The 21,072,650,508 Reasons Why Insiders Are Buying Gold Now

There has never been a better time to add gold to your portfolio, but if you’re waiting for mainstream financial media like the Wall Street Journal to let you in on this secret, you’ll miss this golden opportunity.

In fact, Wall Street banks and the financial media are ignoring the largest-ever surge of speculative short selling—or betting against the price of the precious metal—in recorded history. On the leading commodities exchange, there is $21 billion worth of gold being shorted by speculators such as hedge funds ($21,072,650,508 to be exact, according to the latest data). That’s more than five times greater than normal and is almost 20% of the entire world’s annual production of the precious metal.

For the reasons summarized below, previous upsurges in short-selling have always been buying opportunities. Is today such an opportunity? Judging by the scale of what’s happening now, the gold market may be having “the sale of the century”.

Source: CFTC (through 9/14/2018)

History Predicts the Future(s)

The Commodity Futures Trading Commission (CFTC) weekly government report that breaks down what different types of traders are doing in financial markets currently shows that a record number of hedge funds and other Wall Street speculators are betting against the price of gold. To do this, they have locked in orders on exchanges to sell gold in a few months, mainly between October and December. This means that the price of gold is likely to rise significantly in the coming months, based on previous similar occurrences.

Why? When speculators lock in orders to sell gold in the future (“short” gold futures), they are expecting the price of gold to decrease. They hope to buy the metal again at a lower price later to cover their obligations to sell. When the price stops going down, these speculators will rush to cancel their short bets. This means they have to buy gold again, which will put pressure on the price to climb again.

Therefore, when surges of speculative short-selling end, they are consistently followed by periods where the price of gold rises more, and longer, than usual. The historical data for how this pattern repeats is compelling. The last four times gold experienced similar upsurges in short-selling, the price of gold saw an average return of 13% in six months and more than a 16% average return in 12 months.

Speculative short-selling waves have historically proven to be a strong indicator for looming buying pressure on gold, causing its price to rise and stay strong for a long time. Today’s aggregate level of shorting by speculators is at a record level.

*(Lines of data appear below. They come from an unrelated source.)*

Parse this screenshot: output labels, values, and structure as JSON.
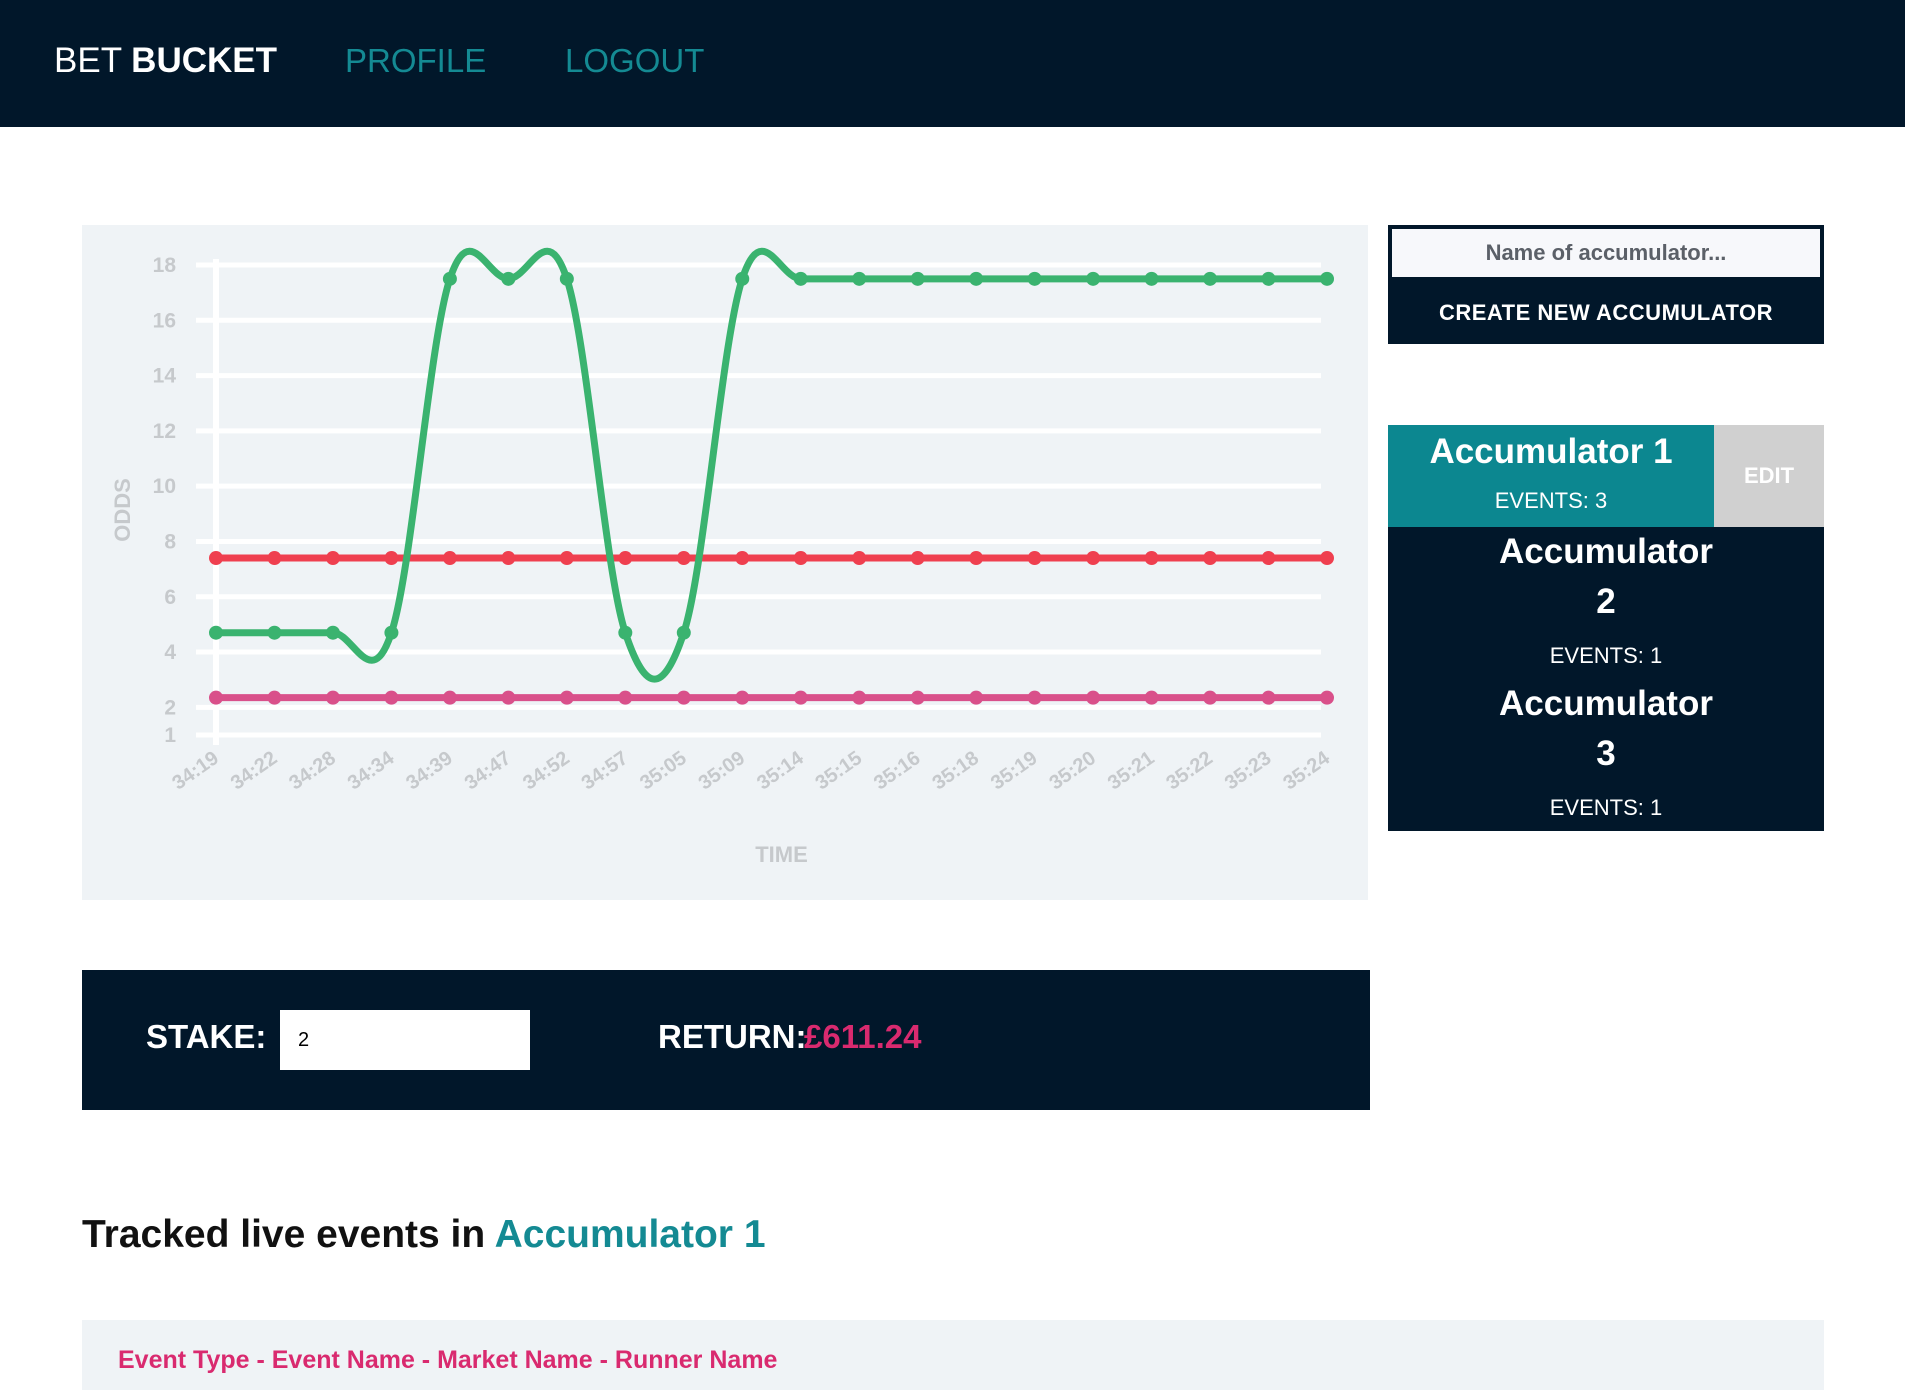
{
  "nav": {
    "brand_light": "BET",
    "brand_bold": "BUCKET",
    "profile": "PROFILE",
    "logout": "LOGOUT"
  },
  "create": {
    "placeholder": "Name of accumulator...",
    "button": "CREATE NEW ACCUMULATOR"
  },
  "accumulators": [
    {
      "name": "Accumulator 1",
      "events": "EVENTS: 3",
      "active": true
    },
    {
      "name_line1": "Accumulator",
      "name_line2": "2",
      "events": "EVENTS: 1"
    },
    {
      "name_line1": "Accumulator",
      "name_line2": "3",
      "events": "EVENTS: 1"
    }
  ],
  "edit_label": "EDIT",
  "stake": {
    "label": "STAKE:",
    "value": "2",
    "return_label": "RETURN:",
    "return_value": "£611.24"
  },
  "tracked": {
    "prefix": "Tracked live events in",
    "accumulator": "Accumulator 1"
  },
  "events_header": "Event Type - Event Name - Market Name - Runner Name",
  "colors": {
    "navy": "#01172a",
    "teal": "#148a93",
    "pink": "#d92a6f",
    "green": "#3ab36f",
    "red": "#ef3f4f",
    "magenta": "#d9508a"
  },
  "chart_data": {
    "type": "line",
    "xlabel": "TIME",
    "ylabel": "ODDS",
    "ylim": [
      1,
      18
    ],
    "yticks": [
      1,
      2,
      4,
      6,
      8,
      10,
      12,
      14,
      16,
      18
    ],
    "categories": [
      "34:19",
      "34:22",
      "34:28",
      "34:34",
      "34:39",
      "34:47",
      "34:52",
      "34:57",
      "35:05",
      "35:09",
      "35:14",
      "35:15",
      "35:16",
      "35:18",
      "35:19",
      "35:20",
      "35:21",
      "35:22",
      "35:23",
      "35:24"
    ],
    "series": [
      {
        "color": "#3ab36f",
        "values": [
          4.7,
          4.7,
          4.7,
          4.7,
          17.5,
          17.5,
          17.5,
          4.7,
          4.7,
          17.5,
          17.5,
          17.5,
          17.5,
          17.5,
          17.5,
          17.5,
          17.5,
          17.5,
          17.5,
          17.5
        ]
      },
      {
        "color": "#ef3f4f",
        "values": [
          7.4,
          7.4,
          7.4,
          7.4,
          7.4,
          7.4,
          7.4,
          7.4,
          7.4,
          7.4,
          7.4,
          7.4,
          7.4,
          7.4,
          7.4,
          7.4,
          7.4,
          7.4,
          7.4,
          7.4
        ]
      },
      {
        "color": "#d9508a",
        "values": [
          2.35,
          2.35,
          2.35,
          2.35,
          2.35,
          2.35,
          2.35,
          2.35,
          2.35,
          2.35,
          2.35,
          2.35,
          2.35,
          2.35,
          2.35,
          2.35,
          2.35,
          2.35,
          2.35,
          2.35
        ]
      }
    ],
    "grid": true
  }
}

To cancel the total amount of short bets on the leading futures exchange, speculators would need to buy $22 billion worth of gold.

The net short quantity of speculator bets today is (almost) $10 billion. This number reflects the total amount of long bets minus the total amount of short bets. The latest weekly report reported $12 billion long minus $21 billion short, equaling $9 billion net short. This is the largest quantity of net short selling since the government began publishing this data in 2006, which is reflected in the below chart.

Source: CFTC (through 9/14/2018)

Also, as the following chart demonstrates, the past four extended surges in short-selling by speculators have coincided with troughs in the price of gold and were followed by the gold price rallying.

Sources: LBMA, CFTC; an extended surge of “Managed Money” shorting is defined as a period when the net amount of gold futures held by “Managed Money” traders drops under $2 billion long or zero (i.e.: becomes net short) and remains below the respective level for more than 30 days

Why Speculators are Opting-Out and Insiders are Opting-In

Here are the major trends currently highlighted by financial media: the longest equities bull market in U.S. history, record-low unemployment, and a strong dollar. These stories permeate the mainstream and lead to consensus thinking that causes investors to question the need for gold—and drives speculators to bet against it.

Gold, like most commodities, is priced in dollars. Many currency traders bet on a rising dollar by “shorting” gold—but this practice is not sustainable. Gold is a limited resource, whereas currencies can be subject to significant fluctuations in quantity and value. Eventually speculators will have to actually go out and buy gold to cancel out their short bets and, when they do, the price will go up.

It’s worth noting that two key groups have been betting on the price of the precious metal to go up. The companies that mine or refine gold, as well as the global banks that trade it, are buying up gold futures at a record pace. They are the true “insiders” who understand real supply and demand—the fundamentals that drive the gold price’s direction.

Normally, the gold mining, refining, and trading pros bet against the precious metal by shorting futures. They do this to “hedge” or cancel out their exposure to changing values of their gold inventories. In the past three months they’ve gone from shorting their long-term average amount of $20 billion worth of gold to being net long $1 billion, an all-time record. In other words, pros who are “in the know” have effectively bet more than $20 billion on an imminent surge in the price of gold.

The professional insiders are taking a record contrarian stance against the Wall Street speculators, and perhaps so should you. If you’re thinking of adding more gold to your portfolio, make sure you go against the trend and buy now, before the price begins to surge.

These are the times when investors who go against the trend acquire more gold, and they are the ones who see an above-average return on their investment.

Data sources: CFTC and LBMA (updated 9/14/2018); an extended surge of “Managed Money” shorting is defined as a period when the net amount of gold futures held by “Managed Money” traders drops under $2 billion long or zero (i.e.: becomes net short) and remains below the respective level for more than 30 days